Work required:
The answer must be every line of the records below that contains the word "sublabel", copied out.

Given entries:
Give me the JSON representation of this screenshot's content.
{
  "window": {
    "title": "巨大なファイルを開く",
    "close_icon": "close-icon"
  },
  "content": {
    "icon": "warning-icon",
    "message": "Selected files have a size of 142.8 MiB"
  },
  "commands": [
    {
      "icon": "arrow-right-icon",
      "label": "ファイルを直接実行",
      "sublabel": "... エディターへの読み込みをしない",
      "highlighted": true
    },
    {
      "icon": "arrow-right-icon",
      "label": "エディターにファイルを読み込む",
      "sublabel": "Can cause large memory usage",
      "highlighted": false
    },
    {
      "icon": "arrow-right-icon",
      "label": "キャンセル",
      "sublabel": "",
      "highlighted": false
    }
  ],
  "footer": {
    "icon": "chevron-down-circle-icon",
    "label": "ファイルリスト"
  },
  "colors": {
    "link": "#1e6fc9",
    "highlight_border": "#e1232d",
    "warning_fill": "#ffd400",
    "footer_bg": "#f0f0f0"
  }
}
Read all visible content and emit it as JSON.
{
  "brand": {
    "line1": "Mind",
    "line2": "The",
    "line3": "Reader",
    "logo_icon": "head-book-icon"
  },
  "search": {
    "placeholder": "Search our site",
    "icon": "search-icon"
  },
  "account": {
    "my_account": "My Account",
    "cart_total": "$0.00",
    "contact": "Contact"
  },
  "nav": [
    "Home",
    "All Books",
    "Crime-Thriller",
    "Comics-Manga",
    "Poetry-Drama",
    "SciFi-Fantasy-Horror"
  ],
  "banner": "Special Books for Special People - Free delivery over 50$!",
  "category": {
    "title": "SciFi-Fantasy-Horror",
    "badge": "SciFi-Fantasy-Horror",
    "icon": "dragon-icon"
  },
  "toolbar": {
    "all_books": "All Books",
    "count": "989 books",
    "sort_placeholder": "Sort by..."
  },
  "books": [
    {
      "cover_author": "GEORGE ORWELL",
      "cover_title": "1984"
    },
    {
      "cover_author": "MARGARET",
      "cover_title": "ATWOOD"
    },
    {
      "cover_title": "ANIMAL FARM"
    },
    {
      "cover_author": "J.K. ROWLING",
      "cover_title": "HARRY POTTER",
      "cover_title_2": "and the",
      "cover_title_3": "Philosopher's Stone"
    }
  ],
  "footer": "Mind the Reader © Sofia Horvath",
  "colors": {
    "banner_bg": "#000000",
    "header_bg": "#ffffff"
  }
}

Exercise result:
      "sublabel": "... エディターへの読み込みをしない",
      "sublabel": "Can cause large memory usage",
      "sublabel": "",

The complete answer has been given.